Fuller cites GAHP’s influence on the Sustainable Development Goals (SDGs) in 2015 and the Lancet Commission on Pollution and Health report in 2017 as the impetus for separating itself from Pure Earth. GAHP, on behalf of LMICs, played an important role in ensuring that the SDG on health included the impacts of all types of pollution, such as hazardous chemicals, air, water, and soils. The commission’s report, produced by GAHP, The Lancet, and the Icahn School of Medicine at Mount Sinai, named pollution as the largest environmental cause of disease and death, contributing to an estimated 9 million premature deaths a year. Fuller co-chaired the report with Philip Landrigan, M.D., director of Boston College’s Global Observatory on Pollution and Health.
The findings from the report are guiding the way GAHP members and observers are developing international dialogue, national policies, and strategic frameworks, including at NIEHS. “The report is sort of the reference document in this space now,” said Landrigan. “It lays out in great detail the fact that pollution is a huge problem, but it can be prevented.” NIEHS participated in an inaugural workshop based on the report’s recommendations in March 2018 for the Global Burden of Disease Pollution Health Initiative, which aims to expand the tracking of the health burden of environmental pollution. In November 2018, the Institute invited Landrigan, Fuller, and former NAEHS Council member Howard Hu, M.D., Ph.D., to participate in an Office of the Director workshop on pollution and health.

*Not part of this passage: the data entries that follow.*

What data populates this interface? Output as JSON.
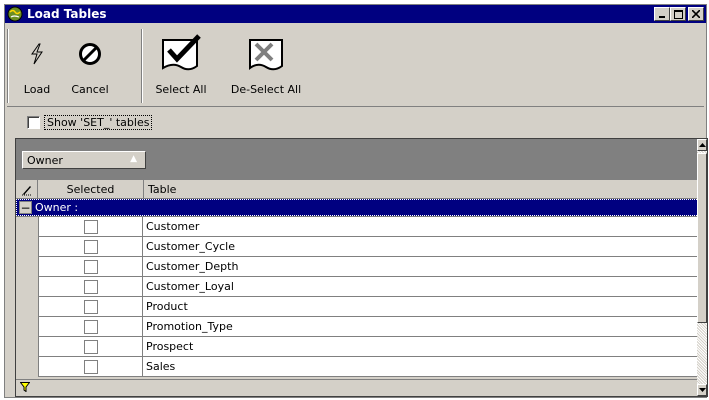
{
  "window": {
    "title": "Load Tables",
    "icon": "app-globe-icon"
  },
  "toolbar": {
    "load_label": "Load",
    "cancel_label": "Cancel",
    "select_all_label": "Select All",
    "deselect_all_label": "De-Select All"
  },
  "options": {
    "show_set_label": "Show 'SET_' tables",
    "show_set_checked": false
  },
  "grid": {
    "group_by_label": "Owner",
    "columns": [
      "Selected",
      "Table"
    ],
    "group_label": "Owner :",
    "rows": [
      {
        "selected": false,
        "table": "Customer"
      },
      {
        "selected": false,
        "table": "Customer_Cycle"
      },
      {
        "selected": false,
        "table": "Customer_Depth"
      },
      {
        "selected": false,
        "table": "Customer_Loyal"
      },
      {
        "selected": false,
        "table": "Product"
      },
      {
        "selected": false,
        "table": "Promotion_Type"
      },
      {
        "selected": false,
        "table": "Prospect"
      },
      {
        "selected": false,
        "table": "Sales"
      }
    ]
  },
  "colors": {
    "titlebar": "#000080",
    "face": "#d4d0c8",
    "group_row": "#000080"
  }
}
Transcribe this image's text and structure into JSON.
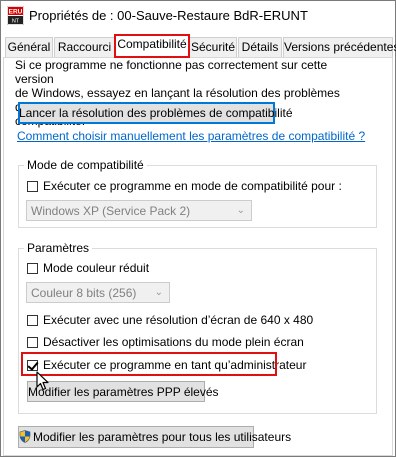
{
  "window": {
    "title": "Propriétés de : 00-Sauve-Restaure BdR-ERUNT",
    "icon": "eru-app-icon"
  },
  "tabs": [
    {
      "label": "Général",
      "active": false
    },
    {
      "label": "Raccourci",
      "active": false
    },
    {
      "label": "Compatibilité",
      "active": true
    },
    {
      "label": "Sécurité",
      "active": false
    },
    {
      "label": "Détails",
      "active": false
    },
    {
      "label": "Versions précédentes",
      "active": false
    }
  ],
  "intro": {
    "line1": "Si ce programme ne fonctionne pas correctement sur cette version",
    "line2": "de Windows, essayez en lançant la résolution des problèmes de",
    "line3": "compatibilité."
  },
  "troubleshoot_button": "Lancer la résolution des problèmes de compatibilité",
  "manual_link": "Comment choisir manuellement les paramètres de compatibilité ?",
  "compat_mode": {
    "title": "Mode de compatibilité",
    "checkbox_label": "Exécuter ce programme en mode de compatibilité pour :",
    "checked": false,
    "select_value": "Windows XP (Service Pack 2)"
  },
  "settings": {
    "title": "Paramètres",
    "reduced_color": {
      "label": "Mode couleur réduit",
      "checked": false
    },
    "color_select": "Couleur 8 bits (256)",
    "res_640": {
      "label": "Exécuter avec une résolution d’écran de 640 x 480",
      "checked": false
    },
    "fullscreen_opt": {
      "label": "Désactiver les optimisations du mode plein écran",
      "checked": false
    },
    "run_admin": {
      "label": "Exécuter ce programme en tant qu’administrateur",
      "checked": true
    },
    "dpi_button": "Modifier les paramètres PPP élevés"
  },
  "all_users_button": "Modifier les paramètres pour tous les utilisateurs",
  "colors": {
    "highlight": "#e01010",
    "link": "#0066cc",
    "accent": "#0078d7"
  }
}
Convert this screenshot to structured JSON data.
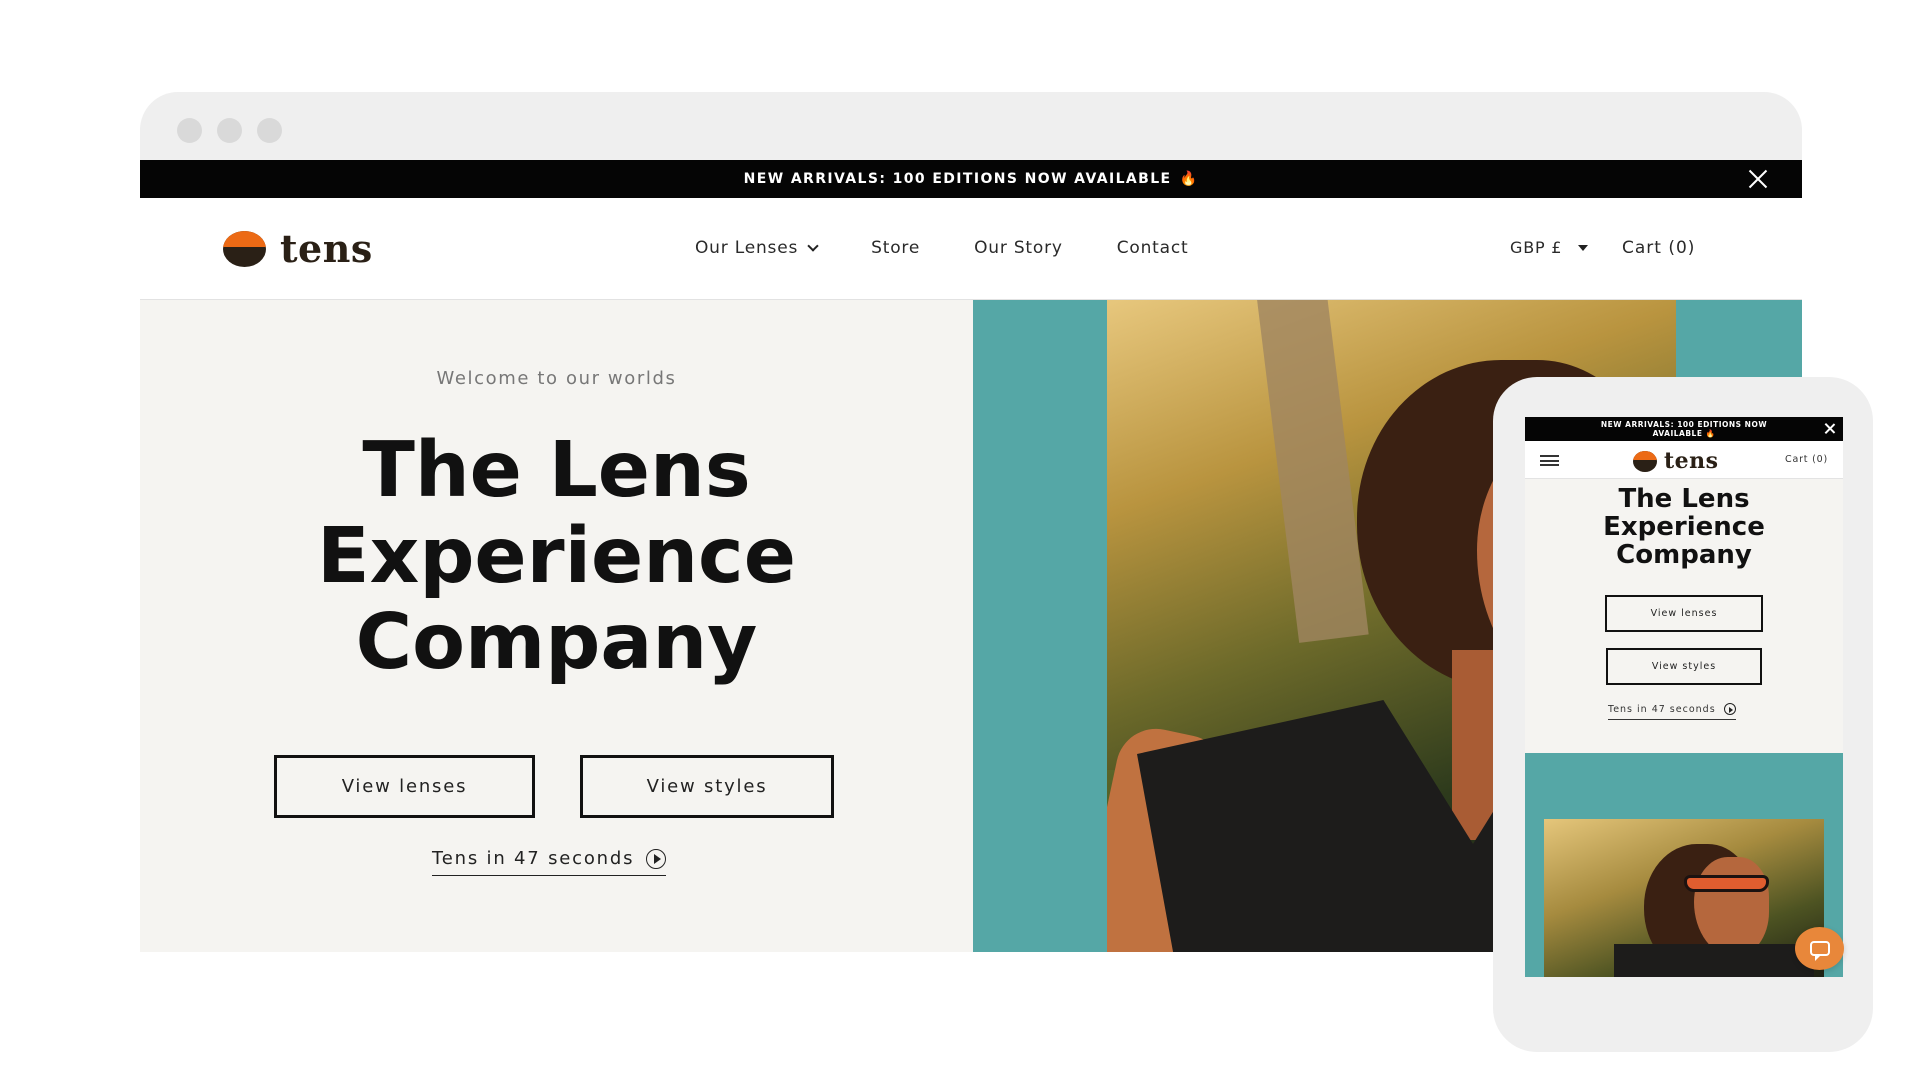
{
  "desktop": {
    "announcement": {
      "text": "NEW ARRIVALS: 100 EDITIONS NOW AVAILABLE",
      "emoji": "🔥"
    },
    "brand": {
      "name": "tens"
    },
    "nav": {
      "our_lenses": "Our Lenses",
      "store": "Store",
      "our_story": "Our Story",
      "contact": "Contact"
    },
    "currency": "GBP £",
    "cart": "Cart (0)",
    "hero": {
      "welcome": "Welcome to our worlds",
      "title_line1": "The Lens",
      "title_line2": "Experience",
      "title_line3": "Company",
      "view_lenses": "View lenses",
      "view_styles": "View styles",
      "video_link": "Tens in 47 seconds"
    }
  },
  "mobile": {
    "announcement": {
      "line1": "NEW ARRIVALS: 100 EDITIONS NOW",
      "line2": "AVAILABLE",
      "emoji": "🔥"
    },
    "brand": {
      "name": "tens"
    },
    "cart": "Cart (0)",
    "hero": {
      "title_line1": "The Lens",
      "title_line2": "Experience",
      "title_line3": "Company",
      "view_lenses": "View lenses",
      "view_styles": "View styles",
      "video_link": "Tens in 47 seconds"
    }
  },
  "colors": {
    "teal": "#55a7a6",
    "brand_orange": "#ec6a15",
    "brand_dark": "#2a2016",
    "hero_background": "#f5f4f1",
    "chat_orange": "#e8873a"
  },
  "icons": [
    "close-icon",
    "chevron-down-icon",
    "caret-down-icon",
    "play-circle-icon",
    "hamburger-menu-icon",
    "chat-icon",
    "logo-mark-icon"
  ]
}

Collaborating with Research Institutions
Like other international environmental health movements, GAHP and Landrigan recognize the opportunity in building relationships to further address pollution. “Partnership is essential. These are all enormous issues and no one individual or institution is sufficient for the task. The only way to make progress is to form partnerships,” said Landrigan. “At the end of the day, we want government leaders and the global public to understand that pollution is a problem that can be solved. It is not inevitable.”
The Global Observatory on Pollution and Health, launched by Landrigan in September 2018, is a partnership among Boston College, the Harvard T.H. Chan School of Public Health, and the United Nations Environment Programme. The Harvard T.H. Chan School of Public Health and the United Nations Environment Programme are also GAHP members.
The NIEHS Global Environmental Health Program is exploring ways to provide technical support to GAHP in its efforts to address environmental health problems around the world. Though NIEHS is not a formal member of GAHP, it will serve as an observer and follow GAHP’s work. “NIEHS and the Global Alliance on Health and Pollution share the same goal of reducing the burden of diseases caused by environmental exposure around the world,” said John Balbus, M.D., NIEHS senior advisor for public health and Global Environmental Health Program director. “By serving as an observer to the Alliance, we hope to identify ways that we can bring our various scientific resources to bear where they are most needed.”
NIEHS is open to and has established relationships with other international organizations in the past. Most notably, NIEHS has been collaborating with the World Health Organization (WHO) since the 1970’s. In 2013, the Institute was designated as the WHO Collaborating Centre for Environmental Health Sciences, dedicated to translating research findings into effective public health interventions around the world. In addition, NIEHS supports the WHO Chemical Risk Assessment Network, which builds technical capacity and communicates the harms of chemical exposure and toxicity.